• [MATERIAL TO PROCESS]:

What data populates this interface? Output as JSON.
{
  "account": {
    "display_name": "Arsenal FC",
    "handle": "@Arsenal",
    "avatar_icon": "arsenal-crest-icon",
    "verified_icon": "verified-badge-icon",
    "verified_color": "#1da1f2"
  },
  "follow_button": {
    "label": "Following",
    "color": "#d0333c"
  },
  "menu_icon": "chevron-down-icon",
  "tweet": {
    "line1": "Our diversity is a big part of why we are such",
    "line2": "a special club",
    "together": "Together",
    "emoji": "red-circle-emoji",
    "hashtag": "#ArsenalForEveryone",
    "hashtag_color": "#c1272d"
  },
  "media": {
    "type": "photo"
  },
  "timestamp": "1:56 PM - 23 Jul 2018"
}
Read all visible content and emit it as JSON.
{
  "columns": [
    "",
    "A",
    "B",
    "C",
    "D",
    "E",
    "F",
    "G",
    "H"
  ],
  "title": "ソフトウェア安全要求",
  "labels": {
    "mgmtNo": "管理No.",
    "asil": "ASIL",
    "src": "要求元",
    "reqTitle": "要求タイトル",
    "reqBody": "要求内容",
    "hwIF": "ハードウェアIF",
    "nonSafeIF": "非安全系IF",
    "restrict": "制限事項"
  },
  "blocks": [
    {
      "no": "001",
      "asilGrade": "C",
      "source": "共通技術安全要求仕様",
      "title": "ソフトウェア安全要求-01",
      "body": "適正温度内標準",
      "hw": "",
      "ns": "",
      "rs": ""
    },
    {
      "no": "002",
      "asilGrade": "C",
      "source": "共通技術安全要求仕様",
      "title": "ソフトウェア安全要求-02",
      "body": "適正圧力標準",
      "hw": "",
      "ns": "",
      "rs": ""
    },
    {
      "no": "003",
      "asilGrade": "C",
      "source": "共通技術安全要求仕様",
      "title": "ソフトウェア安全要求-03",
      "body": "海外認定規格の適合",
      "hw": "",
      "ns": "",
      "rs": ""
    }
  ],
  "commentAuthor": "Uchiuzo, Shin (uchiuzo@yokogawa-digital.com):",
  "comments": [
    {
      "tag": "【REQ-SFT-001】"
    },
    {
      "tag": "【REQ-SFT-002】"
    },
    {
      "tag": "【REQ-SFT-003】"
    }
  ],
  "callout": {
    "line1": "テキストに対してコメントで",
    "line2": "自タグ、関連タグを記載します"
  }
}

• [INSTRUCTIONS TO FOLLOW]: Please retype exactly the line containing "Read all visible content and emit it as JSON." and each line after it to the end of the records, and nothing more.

• [RESPONSE TO THE EXERCISE]:
Read all visible content and emit it as JSON.
{
  "columns": [
    "",
    "A",
    "B",
    "C",
    "D",
    "E",
    "F",
    "G",
    "H"
  ],
  "title": "ソフトウェア安全要求",
  "labels": {
    "mgmtNo": "管理No.",
    "asil": "ASIL",
    "src": "要求元",
    "reqTitle": "要求タイトル",
    "reqBody": "要求内容",
    "hwIF": "ハードウェアIF",
    "nonSafeIF": "非安全系IF",
    "restrict": "制限事項"
  },
  "blocks": [
    {
      "no": "001",
      "asilGrade": "C",
      "source": "共通技術安全要求仕様",
      "title": "ソフトウェア安全要求-01",
      "body": "適正温度内標準",
      "hw": "",
      "ns": "",
      "rs": ""
    },
    {
      "no": "002",
      "asilGrade": "C",
      "source": "共通技術安全要求仕様",
      "title": "ソフトウェア安全要求-02",
      "body": "適正圧力標準",
      "hw": "",
      "ns": "",
      "rs": ""
    },
    {
      "no": "003",
      "asilGrade": "C",
      "source": "共通技術安全要求仕様",
      "title": "ソフトウェア安全要求-03",
      "body": "海外認定規格の適合",
      "hw": "",
      "ns": "",
      "rs": ""
    }
  ],
  "commentAuthor": "Uchiuzo, Shin (uchiuzo@yokogawa-digital.com):",
  "comments": [
    {
      "tag": "【REQ-SFT-001】"
    },
    {
      "tag": "【REQ-SFT-002】"
    },
    {
      "tag": "【REQ-SFT-003】"
    }
  ],
  "callout": {
    "line1": "テキストに対してコメントで",
    "line2": "自タグ、関連タグを記載します"
  }
}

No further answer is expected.